[SOURCE RECORDS Boundary: Start]

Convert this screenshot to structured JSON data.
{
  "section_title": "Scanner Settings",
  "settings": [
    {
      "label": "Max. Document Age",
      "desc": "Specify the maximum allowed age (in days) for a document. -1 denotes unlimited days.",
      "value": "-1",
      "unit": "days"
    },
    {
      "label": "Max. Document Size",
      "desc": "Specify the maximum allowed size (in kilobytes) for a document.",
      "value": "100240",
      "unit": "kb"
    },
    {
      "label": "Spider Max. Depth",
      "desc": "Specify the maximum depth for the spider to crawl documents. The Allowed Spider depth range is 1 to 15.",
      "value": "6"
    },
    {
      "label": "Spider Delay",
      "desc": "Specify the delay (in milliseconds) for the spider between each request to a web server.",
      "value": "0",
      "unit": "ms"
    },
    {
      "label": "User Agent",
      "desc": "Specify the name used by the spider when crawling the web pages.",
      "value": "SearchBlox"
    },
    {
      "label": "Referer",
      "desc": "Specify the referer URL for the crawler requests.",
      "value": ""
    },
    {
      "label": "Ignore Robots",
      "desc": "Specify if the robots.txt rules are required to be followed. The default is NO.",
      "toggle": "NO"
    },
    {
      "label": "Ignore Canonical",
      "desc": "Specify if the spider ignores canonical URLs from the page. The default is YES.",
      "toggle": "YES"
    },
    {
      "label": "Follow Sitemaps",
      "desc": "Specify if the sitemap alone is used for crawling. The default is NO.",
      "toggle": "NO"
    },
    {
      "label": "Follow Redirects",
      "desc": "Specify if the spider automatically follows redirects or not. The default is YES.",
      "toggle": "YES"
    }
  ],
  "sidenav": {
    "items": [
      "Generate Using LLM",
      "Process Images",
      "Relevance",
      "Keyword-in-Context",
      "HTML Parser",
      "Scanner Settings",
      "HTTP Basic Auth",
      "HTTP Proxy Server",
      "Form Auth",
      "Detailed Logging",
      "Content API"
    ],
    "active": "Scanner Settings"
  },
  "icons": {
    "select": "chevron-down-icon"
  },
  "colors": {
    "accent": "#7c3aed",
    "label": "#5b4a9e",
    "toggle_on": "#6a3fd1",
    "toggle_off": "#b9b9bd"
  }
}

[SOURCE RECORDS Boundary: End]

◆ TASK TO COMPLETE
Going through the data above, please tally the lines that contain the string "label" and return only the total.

◆ RESULT OF THIS TASK
11